Some network managers have considered training an investment they need to make, like buying a house or putting money in mutual funds. Others say they're not sure whether, in this economy, they'll reap the rewards of whatever dollars they sink into advancing their knowledge. And with companies being incredibly short-staffed, they're afraid that they don't have enough time to commit to ongoing learning.
One reader comments: "I find great job satisfaction but training is a constant issue. Working for a small business, it is not possible for our employer to pay for all the training that is needed. It is too bad that more companies don't assist in training people to fix their products or support them, because they are the ones that will benefit. As a small business we only service what we sell. If we were trained on more companies' products we would sell them. You would think more manufacturers would get the hint that it is in their best interest. I will continue to train myself and pay for a course this summer because I need it."
Another reader says that network professionals should not sit around waiting for their company to pony up the bucks for training. "Today's top performers aren't waiting for company training," he says. "Real professionals are finding ways to accomplish continuous learning, often at their own expense.
They are willing to make an investment in themselves. Some take advantage of tuition-assistance programs that promote learning on their 'own' time. Professional and personal growth enhances one's value in the marketplace whether it is a job-seekers' market or an employer's market. Said another way, personal training and learning is its own reward!"
He adds: "My unscientific experience tells me the most valuable performers are those who take personal responsibility and actions to enhance their own learning, that these are the people whose market value will be the highest. And because they realize they are in control of their own professional growth, they seek and earn commensurate compensation and are the most satisfied with what they've achieved. Okay, sure, a generous company training program is nice, too."
Some say the lack of geographically dispersed education opportunities hinders his ability to seek training. "I look at a lot of potential opportunities for education for myself and our IT Director to enroll into for infrastructure strategies and security and all I see are in places more than eight hours away. This puts a damper on us because we are small. The reality is that we need this education as badly as the next guy."
Another reader blames the lack of training on employers not wanting to spend time and money on anything other than mainstream products. "Training may increase but despite major releases by Microsoft and Novell most employers are not sending workers to training," he says.
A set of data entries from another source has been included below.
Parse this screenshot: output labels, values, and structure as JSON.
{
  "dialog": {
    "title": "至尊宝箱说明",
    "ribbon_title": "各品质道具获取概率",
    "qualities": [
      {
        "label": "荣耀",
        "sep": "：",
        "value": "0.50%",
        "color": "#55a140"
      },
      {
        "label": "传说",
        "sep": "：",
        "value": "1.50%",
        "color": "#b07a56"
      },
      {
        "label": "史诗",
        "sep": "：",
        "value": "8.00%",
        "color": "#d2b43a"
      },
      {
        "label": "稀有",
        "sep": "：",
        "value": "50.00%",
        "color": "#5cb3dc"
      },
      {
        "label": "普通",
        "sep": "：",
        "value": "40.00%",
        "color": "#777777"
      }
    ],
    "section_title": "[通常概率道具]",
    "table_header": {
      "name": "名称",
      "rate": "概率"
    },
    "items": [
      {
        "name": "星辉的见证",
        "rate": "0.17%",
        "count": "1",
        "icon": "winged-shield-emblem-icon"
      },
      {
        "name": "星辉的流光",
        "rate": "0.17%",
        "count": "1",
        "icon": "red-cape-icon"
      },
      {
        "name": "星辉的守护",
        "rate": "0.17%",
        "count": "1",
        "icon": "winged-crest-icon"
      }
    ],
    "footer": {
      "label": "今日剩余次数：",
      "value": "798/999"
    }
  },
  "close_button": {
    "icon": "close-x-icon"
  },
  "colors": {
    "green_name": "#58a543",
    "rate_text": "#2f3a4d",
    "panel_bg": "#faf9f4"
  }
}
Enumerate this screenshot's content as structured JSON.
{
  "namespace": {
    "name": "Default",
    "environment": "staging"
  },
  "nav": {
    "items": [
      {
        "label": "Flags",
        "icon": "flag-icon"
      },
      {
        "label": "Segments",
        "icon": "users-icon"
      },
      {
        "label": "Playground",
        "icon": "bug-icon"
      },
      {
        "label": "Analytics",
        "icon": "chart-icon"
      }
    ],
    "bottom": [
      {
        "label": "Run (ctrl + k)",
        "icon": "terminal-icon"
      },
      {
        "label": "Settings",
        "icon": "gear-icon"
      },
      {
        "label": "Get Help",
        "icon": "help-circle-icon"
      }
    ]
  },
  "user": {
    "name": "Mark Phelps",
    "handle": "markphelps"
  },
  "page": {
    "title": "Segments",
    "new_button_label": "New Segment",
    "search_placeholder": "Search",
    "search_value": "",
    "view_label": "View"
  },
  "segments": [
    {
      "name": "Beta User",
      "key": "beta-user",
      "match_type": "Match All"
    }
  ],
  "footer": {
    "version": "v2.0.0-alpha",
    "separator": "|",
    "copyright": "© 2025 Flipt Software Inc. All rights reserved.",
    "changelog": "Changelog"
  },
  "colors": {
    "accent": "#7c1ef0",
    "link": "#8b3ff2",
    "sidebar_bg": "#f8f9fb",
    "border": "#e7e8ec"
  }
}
What do you think? Should employees be self-motivated and invest in themselves? Or should the burden fall on employers?
Let me know at mailto:firstname.lastname@example.org .